**EXERCISE OBJECTIVE:**
Count the lines of the data below that include the string "JSON", and provide nothing but the result.

== PROVIDED INFORMATION

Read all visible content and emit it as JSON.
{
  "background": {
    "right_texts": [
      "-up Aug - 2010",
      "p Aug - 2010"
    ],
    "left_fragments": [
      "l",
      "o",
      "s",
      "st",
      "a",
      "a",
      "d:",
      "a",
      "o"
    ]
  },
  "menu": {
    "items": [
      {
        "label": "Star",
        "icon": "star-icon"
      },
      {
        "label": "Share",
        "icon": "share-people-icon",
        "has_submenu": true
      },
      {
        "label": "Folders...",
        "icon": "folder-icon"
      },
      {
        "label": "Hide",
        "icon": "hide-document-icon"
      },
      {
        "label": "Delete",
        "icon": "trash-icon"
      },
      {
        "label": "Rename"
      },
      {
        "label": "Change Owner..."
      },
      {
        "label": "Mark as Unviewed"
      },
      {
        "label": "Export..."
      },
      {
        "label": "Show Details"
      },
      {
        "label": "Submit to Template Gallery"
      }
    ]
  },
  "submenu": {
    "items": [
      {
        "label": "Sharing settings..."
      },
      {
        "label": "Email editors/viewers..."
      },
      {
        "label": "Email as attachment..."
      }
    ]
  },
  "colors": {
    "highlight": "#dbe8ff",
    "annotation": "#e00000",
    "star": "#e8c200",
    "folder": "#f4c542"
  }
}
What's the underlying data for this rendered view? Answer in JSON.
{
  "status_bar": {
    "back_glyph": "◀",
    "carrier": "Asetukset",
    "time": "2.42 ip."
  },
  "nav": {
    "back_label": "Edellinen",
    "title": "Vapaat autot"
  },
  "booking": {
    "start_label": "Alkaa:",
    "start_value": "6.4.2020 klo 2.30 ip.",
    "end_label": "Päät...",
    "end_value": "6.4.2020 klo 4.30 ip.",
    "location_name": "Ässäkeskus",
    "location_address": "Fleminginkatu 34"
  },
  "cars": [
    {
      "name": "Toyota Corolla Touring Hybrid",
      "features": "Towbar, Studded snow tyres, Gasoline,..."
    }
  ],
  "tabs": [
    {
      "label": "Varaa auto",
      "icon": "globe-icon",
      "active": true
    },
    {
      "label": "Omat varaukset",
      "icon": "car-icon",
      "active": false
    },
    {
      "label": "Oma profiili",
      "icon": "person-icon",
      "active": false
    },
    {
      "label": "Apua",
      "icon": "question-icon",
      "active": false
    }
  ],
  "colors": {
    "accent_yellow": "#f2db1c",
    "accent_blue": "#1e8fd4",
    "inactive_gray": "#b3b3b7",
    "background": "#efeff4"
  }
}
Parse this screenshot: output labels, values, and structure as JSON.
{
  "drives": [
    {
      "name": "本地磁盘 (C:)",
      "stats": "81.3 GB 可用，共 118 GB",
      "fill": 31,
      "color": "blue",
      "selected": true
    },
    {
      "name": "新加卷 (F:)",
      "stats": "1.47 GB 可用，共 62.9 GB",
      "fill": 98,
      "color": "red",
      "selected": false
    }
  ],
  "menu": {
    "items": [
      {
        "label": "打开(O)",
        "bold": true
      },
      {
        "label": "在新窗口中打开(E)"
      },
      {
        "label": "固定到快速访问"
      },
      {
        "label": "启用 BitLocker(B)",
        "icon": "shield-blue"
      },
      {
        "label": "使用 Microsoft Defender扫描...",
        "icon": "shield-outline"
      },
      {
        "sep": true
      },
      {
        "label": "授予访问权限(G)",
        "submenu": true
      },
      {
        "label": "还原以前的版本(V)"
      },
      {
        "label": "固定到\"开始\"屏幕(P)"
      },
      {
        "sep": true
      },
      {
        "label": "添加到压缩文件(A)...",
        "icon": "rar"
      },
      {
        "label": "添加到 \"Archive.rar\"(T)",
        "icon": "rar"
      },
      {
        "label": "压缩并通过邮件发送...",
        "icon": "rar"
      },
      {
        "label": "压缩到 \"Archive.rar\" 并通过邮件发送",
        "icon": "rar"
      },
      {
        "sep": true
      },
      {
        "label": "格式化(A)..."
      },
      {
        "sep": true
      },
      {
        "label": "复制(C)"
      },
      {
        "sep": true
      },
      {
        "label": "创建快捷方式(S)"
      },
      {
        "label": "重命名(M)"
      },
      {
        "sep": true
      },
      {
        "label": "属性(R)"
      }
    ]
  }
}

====

**ANSWER SECTION:**
3